# [Work item]
Repeat each record word for word. Leave nothing out.

(Dataset excerpts)
- - - - - - -

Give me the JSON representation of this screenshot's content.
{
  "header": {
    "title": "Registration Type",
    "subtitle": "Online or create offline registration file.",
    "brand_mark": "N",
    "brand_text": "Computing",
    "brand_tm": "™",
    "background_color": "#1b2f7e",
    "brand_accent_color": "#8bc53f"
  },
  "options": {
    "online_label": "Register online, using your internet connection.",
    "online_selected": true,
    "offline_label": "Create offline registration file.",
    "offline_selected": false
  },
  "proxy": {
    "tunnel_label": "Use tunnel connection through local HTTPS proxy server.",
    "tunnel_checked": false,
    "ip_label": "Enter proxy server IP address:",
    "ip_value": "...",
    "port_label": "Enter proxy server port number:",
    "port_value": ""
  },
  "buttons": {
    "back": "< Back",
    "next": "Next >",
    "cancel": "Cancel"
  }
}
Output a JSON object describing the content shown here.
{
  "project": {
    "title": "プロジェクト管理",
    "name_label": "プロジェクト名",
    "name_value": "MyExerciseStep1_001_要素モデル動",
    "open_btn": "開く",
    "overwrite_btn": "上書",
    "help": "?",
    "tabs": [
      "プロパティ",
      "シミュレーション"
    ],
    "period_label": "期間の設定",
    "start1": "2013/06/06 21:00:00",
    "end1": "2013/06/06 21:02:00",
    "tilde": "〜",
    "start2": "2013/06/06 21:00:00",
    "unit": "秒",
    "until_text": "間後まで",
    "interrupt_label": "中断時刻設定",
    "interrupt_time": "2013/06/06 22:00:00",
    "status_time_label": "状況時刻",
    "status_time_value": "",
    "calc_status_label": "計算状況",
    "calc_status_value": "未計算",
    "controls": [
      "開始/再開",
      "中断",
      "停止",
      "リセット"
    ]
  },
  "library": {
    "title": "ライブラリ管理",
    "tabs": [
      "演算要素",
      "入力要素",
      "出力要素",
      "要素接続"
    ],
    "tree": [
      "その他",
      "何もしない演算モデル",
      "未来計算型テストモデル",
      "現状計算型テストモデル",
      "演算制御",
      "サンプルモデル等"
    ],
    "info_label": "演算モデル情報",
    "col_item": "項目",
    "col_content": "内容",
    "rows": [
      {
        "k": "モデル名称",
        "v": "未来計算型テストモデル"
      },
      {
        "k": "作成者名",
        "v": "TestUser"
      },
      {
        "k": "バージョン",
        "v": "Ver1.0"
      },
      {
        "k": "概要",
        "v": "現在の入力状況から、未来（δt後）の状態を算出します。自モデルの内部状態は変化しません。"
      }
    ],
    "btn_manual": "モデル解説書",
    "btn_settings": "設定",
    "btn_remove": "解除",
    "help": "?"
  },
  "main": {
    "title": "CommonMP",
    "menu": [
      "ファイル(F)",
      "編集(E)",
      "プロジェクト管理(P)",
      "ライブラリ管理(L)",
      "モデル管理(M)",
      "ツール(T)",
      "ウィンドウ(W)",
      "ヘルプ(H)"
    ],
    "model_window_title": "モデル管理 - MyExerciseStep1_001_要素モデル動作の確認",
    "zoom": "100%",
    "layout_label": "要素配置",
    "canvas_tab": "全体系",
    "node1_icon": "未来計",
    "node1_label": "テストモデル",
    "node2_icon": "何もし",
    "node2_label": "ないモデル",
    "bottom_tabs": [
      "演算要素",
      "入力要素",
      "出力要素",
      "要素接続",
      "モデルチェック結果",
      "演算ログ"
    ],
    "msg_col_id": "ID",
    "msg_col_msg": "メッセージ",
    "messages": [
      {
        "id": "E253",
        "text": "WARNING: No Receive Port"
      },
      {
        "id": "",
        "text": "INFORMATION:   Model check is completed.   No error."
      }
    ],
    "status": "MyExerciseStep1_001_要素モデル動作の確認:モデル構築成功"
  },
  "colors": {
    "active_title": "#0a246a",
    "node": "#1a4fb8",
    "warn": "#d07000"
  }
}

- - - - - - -

# [Exercise response]
Give me the JSON representation of this screenshot's content.
{
  "header": {
    "title": "Registration Type",
    "subtitle": "Online or create offline registration file.",
    "brand_mark": "N",
    "brand_text": "Computing",
    "brand_tm": "™",
    "background_color": "#1b2f7e",
    "brand_accent_color": "#8bc53f"
  },
  "options": {
    "online_label": "Register online, using your internet connection.",
    "online_selected": true,
    "offline_label": "Create offline registration file.",
    "offline_selected": false
  },
  "proxy": {
    "tunnel_label": "Use tunnel connection through local HTTPS proxy server.",
    "tunnel_checked": false,
    "ip_label": "Enter proxy server IP address:",
    "ip_value": "...",
    "port_label": "Enter proxy server port number:",
    "port_value": ""
  },
  "buttons": {
    "back": "< Back",
    "next": "Next >",
    "cancel": "Cancel"
  }
}
Output a JSON object describing the content shown here.
{
  "project": {
    "title": "プロジェクト管理",
    "name_label": "プロジェクト名",
    "name_value": "MyExerciseStep1_001_要素モデル動",
    "open_btn": "開く",
    "overwrite_btn": "上書",
    "help": "?",
    "tabs": [
      "プロパティ",
      "シミュレーション"
    ],
    "period_label": "期間の設定",
    "start1": "2013/06/06 21:00:00",
    "end1": "2013/06/06 21:02:00",
    "tilde": "〜",
    "start2": "2013/06/06 21:00:00",
    "unit": "秒",
    "until_text": "間後まで",
    "interrupt_label": "中断時刻設定",
    "interrupt_time": "2013/06/06 22:00:00",
    "status_time_label": "状況時刻",
    "status_time_value": "",
    "calc_status_label": "計算状況",
    "calc_status_value": "未計算",
    "controls": [
      "開始/再開",
      "中断",
      "停止",
      "リセット"
    ]
  },
  "library": {
    "title": "ライブラリ管理",
    "tabs": [
      "演算要素",
      "入力要素",
      "出力要素",
      "要素接続"
    ],
    "tree": [
      "その他",
      "何もしない演算モデル",
      "未来計算型テストモデル",
      "現状計算型テストモデル",
      "演算制御",
      "サンプルモデル等"
    ],
    "info_label": "演算モデル情報",
    "col_item": "項目",
    "col_content": "内容",
    "rows": [
      {
        "k": "モデル名称",
        "v": "未来計算型テストモデル"
      },
      {
        "k": "作成者名",
        "v": "TestUser"
      },
      {
        "k": "バージョン",
        "v": "Ver1.0"
      },
      {
        "k": "概要",
        "v": "現在の入力状況から、未来（δt後）の状態を算出します。自モデルの内部状態は変化しません。"
      }
    ],
    "btn_manual": "モデル解説書",
    "btn_settings": "設定",
    "btn_remove": "解除",
    "help": "?"
  },
  "main": {
    "title": "CommonMP",
    "menu": [
      "ファイル(F)",
      "編集(E)",
      "プロジェクト管理(P)",
      "ライブラリ管理(L)",
      "モデル管理(M)",
      "ツール(T)",
      "ウィンドウ(W)",
      "ヘルプ(H)"
    ],
    "model_window_title": "モデル管理 - MyExerciseStep1_001_要素モデル動作の確認",
    "zoom": "100%",
    "layout_label": "要素配置",
    "canvas_tab": "全体系",
    "node1_icon": "未来計",
    "node1_label": "テストモデル",
    "node2_icon": "何もし",
    "node2_label": "ないモデル",
    "bottom_tabs": [
      "演算要素",
      "入力要素",
      "出力要素",
      "要素接続",
      "モデルチェック結果",
      "演算ログ"
    ],
    "msg_col_id": "ID",
    "msg_col_msg": "メッセージ",
    "messages": [
      {
        "id": "E253",
        "text": "WARNING: No Receive Port"
      },
      {
        "id": "",
        "text": "INFORMATION:   Model check is completed.   No error."
      }
    ],
    "status": "MyExerciseStep1_001_要素モデル動作の確認:モデル構築成功"
  },
  "colors": {
    "active_title": "#0a246a",
    "node": "#1a4fb8",
    "warn": "#d07000"
  }
}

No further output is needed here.